→ **Problem to solve**
Your task is to repeat the entries below exactly and to leave their images out.

→ **Task inputs**
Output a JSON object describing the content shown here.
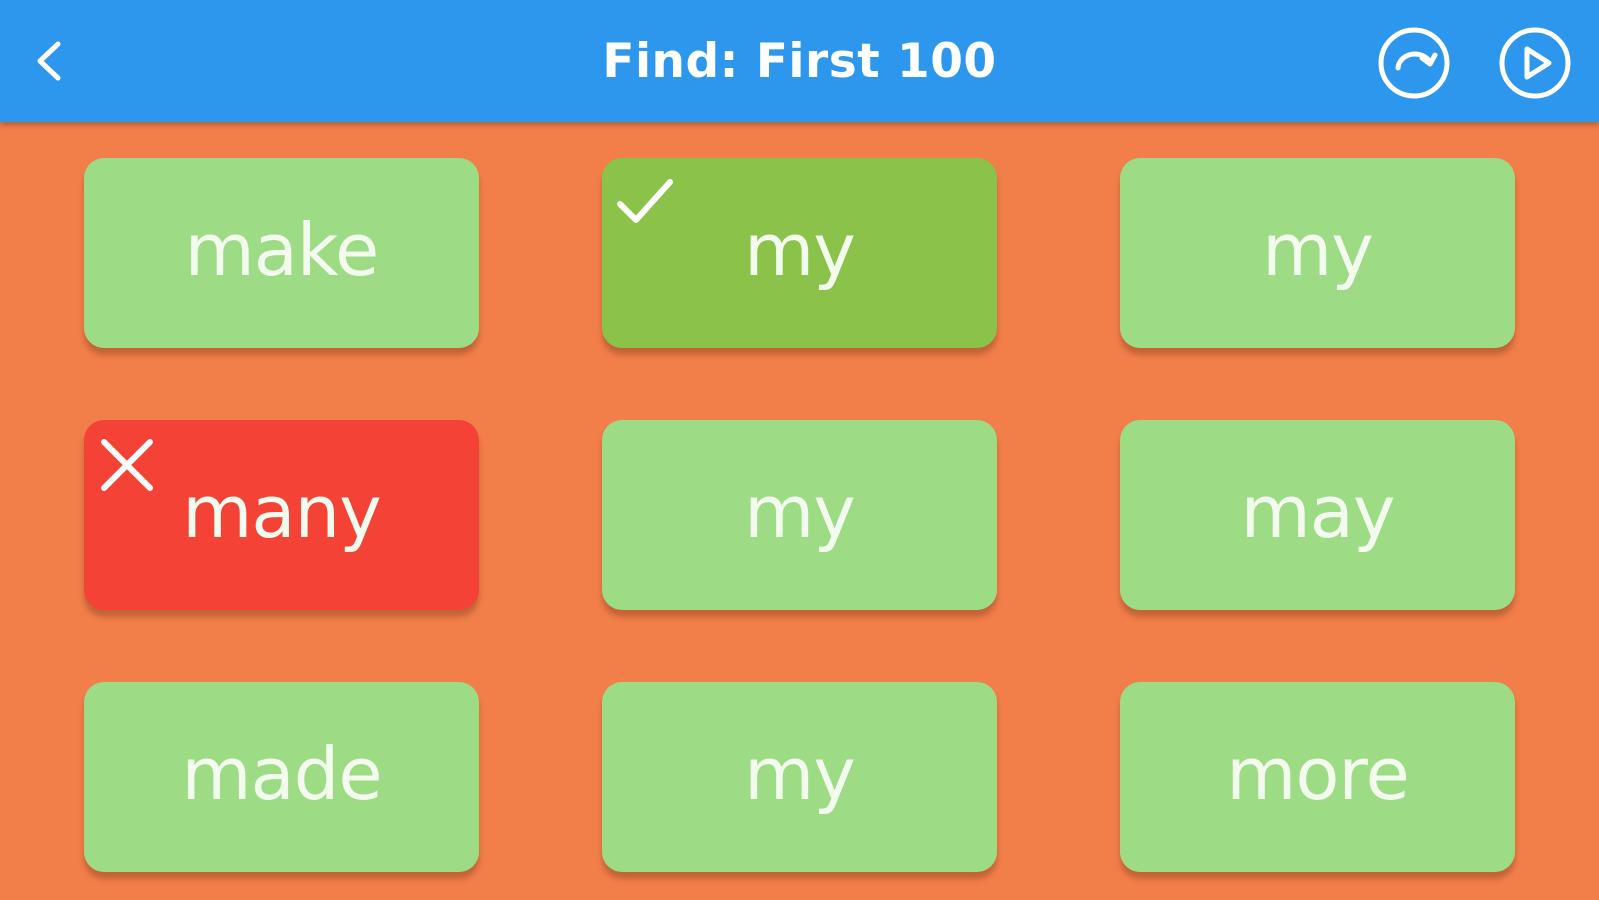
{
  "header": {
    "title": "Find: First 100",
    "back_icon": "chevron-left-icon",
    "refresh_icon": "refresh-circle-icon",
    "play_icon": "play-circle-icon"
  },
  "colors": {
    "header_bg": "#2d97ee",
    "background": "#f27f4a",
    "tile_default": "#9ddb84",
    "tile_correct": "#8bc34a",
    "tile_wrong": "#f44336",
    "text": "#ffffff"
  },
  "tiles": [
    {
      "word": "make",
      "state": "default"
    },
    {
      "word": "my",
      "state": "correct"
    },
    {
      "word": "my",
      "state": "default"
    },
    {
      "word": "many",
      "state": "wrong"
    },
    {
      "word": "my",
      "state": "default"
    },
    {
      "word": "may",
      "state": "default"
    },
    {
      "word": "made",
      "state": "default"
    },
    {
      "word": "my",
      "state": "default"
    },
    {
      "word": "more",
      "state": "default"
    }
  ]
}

→ **Response to the exercise**
Output a JSON object describing the content shown here.
{
  "header": {
    "title": "Find: First 100",
    "back_icon": "chevron-left-icon",
    "refresh_icon": "refresh-circle-icon",
    "play_icon": "play-circle-icon"
  },
  "colors": {
    "header_bg": "#2d97ee",
    "background": "#f27f4a",
    "tile_default": "#9ddb84",
    "tile_correct": "#8bc34a",
    "tile_wrong": "#f44336",
    "text": "#ffffff"
  },
  "tiles": [
    {
      "word": "make",
      "state": "default"
    },
    {
      "word": "my",
      "state": "correct"
    },
    {
      "word": "my",
      "state": "default"
    },
    {
      "word": "many",
      "state": "wrong"
    },
    {
      "word": "my",
      "state": "default"
    },
    {
      "word": "may",
      "state": "default"
    },
    {
      "word": "made",
      "state": "default"
    },
    {
      "word": "my",
      "state": "default"
    },
    {
      "word": "more",
      "state": "default"
    }
  ]
}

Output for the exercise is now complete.